The fear of a structural shift to EVs/AVs being disruptive is understandable given this context. But there are examples in recent history of technological disruption resulting in net job gain, such as the transition from manual to mechanical farming and factory automation. These cases demonstrate that jobs are not created in a vacuum: More often than not, the displacement of work from one space leads to demand in another.
There are reasons to believe this will be the case for the automotive sector. While EVs have far fewer moving parts than conventional vehicles – 20 moving parts on average compared to around 2,000 – modern vehicles are increasingly being programmed like computers. This means that while there will be less demand for auto mechanics, there will be a surge in demand for coders and analysts to parse through the hordes of data that these vehicles will produce.
Michigan Has the Right Idea
To make this transition possible, and to make sure it benefits everyone, a strategy that invests in both future mobility and in retraining resources for workers is needed.
It’s probably unsurprising to hear that Michigan – the birthplace and heart of the auto industry – is already working to ensure that its workers and economy realize the gains. Under Governor Gretchen Whitmer, Michigan created the Office of Future Mobility and Electrification, which promotes policies to stimulate investment in new technologies and focuses on developing and attracting the skills necessary to meet changing demands of the sector.
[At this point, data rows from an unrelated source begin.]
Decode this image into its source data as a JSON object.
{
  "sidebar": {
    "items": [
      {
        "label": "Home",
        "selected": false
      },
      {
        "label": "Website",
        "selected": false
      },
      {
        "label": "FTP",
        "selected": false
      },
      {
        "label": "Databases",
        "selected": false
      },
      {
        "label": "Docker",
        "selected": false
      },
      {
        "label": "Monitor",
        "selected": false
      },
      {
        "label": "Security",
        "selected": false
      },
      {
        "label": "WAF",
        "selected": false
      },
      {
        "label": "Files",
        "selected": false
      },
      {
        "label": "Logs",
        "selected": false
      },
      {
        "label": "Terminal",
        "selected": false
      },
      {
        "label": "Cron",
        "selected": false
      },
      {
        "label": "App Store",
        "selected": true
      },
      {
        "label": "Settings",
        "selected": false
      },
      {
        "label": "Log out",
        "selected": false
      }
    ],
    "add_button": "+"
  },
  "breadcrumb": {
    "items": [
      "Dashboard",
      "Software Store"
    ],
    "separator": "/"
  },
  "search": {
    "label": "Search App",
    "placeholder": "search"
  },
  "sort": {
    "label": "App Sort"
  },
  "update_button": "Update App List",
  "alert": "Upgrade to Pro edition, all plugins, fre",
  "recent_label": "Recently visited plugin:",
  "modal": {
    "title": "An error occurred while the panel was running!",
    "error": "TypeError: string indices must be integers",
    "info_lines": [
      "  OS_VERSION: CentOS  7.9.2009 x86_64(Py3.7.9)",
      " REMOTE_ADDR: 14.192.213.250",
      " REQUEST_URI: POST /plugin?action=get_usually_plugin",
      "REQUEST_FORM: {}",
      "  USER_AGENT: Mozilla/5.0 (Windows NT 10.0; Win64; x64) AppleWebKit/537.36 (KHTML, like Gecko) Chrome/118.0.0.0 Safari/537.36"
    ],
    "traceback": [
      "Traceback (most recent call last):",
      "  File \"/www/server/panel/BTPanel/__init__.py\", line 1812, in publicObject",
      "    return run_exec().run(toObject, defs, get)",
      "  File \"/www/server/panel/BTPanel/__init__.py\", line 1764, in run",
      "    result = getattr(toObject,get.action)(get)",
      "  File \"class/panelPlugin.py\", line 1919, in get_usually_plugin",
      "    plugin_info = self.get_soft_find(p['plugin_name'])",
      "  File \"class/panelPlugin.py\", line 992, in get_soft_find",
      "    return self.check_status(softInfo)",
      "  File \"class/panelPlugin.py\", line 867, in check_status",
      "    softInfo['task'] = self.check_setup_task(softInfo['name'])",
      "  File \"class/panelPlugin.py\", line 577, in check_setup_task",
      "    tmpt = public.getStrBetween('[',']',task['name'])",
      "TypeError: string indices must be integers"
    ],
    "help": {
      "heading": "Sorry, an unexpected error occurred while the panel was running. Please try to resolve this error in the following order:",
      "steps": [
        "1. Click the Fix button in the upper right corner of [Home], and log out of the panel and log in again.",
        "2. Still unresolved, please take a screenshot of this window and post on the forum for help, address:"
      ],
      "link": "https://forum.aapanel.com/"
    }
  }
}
The public sector is also working directly with industry to ensure that training programs match the skills required. For the Electric Vehicle Infrastructure Training Program (EVITP), stakeholders from the automotive, utility, EV charging, and manufacturing sectors met with professional associations and educational institutions to craft a curriculum that teaches electrical workers how to install EV charging stations and other EV-related infrastructure, resulting in more than 4,000 trained electricians to date.
Community benefits agreements (CBAs) are also a model that can ensure private investment benefits local workers. Detroit has entered into a CBA ordinance with Fiat-Chrysler, designed to ensure that industry jobs flow to the local workforce. Under the agreement, the auto manufacturer pledged to devote $4 million to create a manufacturing career academy.
There’s no one-size-fits-all approach for states and localities during this transition. The exact programs and policies that may work in one state may not be appropriate for another. But what policymakers can glean from Michigan’s experience is that a vision and strong policies can help craft a future that works better for all workers.
Paving a More Equitable Future
Transitions can be difficult, but they also present opportunities to improve upon the status quo. If done right, the auto transition could ensure that more good-paying jobs are available for U.S. workers on an equitable basis, all while dramatically reducing emissions and air particulate pollutants. Without the right plan in place, we risk leaving millions of workers behind, exacerbating racial and geographical inequalities, and permanently ceding American competitiveness.
We owe it to our nation’s workforce to choose the former.
Stay tuned for forthcoming guiding principles on how to achieve net positive job outcomes from the 50x50 Action Network.
To learn more about the 50x50 Action Network, email firstname.lastname@example.org.